= ACTION ITEM =
Spot each line in the records below where the word "this" occurs, then copy it.

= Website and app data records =
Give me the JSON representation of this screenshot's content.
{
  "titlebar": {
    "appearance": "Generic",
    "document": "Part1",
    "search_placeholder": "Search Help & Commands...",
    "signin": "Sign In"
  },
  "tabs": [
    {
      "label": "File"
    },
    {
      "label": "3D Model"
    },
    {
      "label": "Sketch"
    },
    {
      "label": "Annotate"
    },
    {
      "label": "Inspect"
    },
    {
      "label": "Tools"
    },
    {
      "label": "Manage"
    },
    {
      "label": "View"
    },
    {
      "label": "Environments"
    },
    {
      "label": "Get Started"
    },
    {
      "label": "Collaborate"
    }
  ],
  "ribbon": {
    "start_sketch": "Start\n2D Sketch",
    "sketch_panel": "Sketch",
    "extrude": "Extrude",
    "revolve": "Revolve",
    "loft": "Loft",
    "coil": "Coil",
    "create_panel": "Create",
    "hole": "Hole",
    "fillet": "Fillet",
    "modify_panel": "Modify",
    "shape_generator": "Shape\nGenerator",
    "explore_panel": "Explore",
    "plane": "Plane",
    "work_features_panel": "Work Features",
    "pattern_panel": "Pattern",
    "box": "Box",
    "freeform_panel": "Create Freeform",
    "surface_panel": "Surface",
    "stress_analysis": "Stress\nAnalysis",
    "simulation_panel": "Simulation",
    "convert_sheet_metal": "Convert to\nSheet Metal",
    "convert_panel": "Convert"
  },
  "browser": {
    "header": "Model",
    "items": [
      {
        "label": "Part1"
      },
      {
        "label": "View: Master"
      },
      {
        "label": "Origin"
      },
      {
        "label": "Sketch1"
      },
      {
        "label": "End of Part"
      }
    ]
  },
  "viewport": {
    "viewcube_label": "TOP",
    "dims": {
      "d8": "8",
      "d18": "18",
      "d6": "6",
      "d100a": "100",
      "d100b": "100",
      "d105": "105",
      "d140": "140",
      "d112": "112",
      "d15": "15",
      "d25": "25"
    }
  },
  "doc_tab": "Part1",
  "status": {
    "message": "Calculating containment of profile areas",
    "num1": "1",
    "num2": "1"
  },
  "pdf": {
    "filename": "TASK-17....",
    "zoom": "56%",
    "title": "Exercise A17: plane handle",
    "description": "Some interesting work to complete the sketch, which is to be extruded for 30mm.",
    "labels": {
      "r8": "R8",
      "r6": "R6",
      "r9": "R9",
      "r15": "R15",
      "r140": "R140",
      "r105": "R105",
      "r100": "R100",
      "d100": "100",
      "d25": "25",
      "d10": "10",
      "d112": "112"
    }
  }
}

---

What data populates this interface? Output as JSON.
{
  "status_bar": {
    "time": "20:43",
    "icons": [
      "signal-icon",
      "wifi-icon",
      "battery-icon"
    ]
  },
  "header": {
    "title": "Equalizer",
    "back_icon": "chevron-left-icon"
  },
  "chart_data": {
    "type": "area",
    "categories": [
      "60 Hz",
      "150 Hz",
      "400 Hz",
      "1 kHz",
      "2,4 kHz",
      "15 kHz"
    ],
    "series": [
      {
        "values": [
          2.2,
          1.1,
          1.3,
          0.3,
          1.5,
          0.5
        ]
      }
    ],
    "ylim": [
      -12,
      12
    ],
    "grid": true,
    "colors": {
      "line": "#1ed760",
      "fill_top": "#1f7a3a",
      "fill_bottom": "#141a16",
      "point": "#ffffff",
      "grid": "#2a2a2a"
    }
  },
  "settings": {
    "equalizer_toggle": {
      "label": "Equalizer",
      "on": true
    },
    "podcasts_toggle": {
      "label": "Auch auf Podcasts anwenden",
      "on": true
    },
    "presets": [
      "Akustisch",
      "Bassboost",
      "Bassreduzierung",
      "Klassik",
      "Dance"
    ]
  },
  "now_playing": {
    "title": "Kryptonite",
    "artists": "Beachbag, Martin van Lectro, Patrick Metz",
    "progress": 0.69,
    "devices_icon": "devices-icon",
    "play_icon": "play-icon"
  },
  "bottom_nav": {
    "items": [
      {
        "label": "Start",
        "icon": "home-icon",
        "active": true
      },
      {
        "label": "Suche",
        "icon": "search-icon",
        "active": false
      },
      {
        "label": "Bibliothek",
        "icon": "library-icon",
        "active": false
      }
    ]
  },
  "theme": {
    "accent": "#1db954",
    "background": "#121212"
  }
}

= WRITTEN REPLY =
Give me the JSON representation of this screenshot's content.
What data populates this interface? Output as JSON.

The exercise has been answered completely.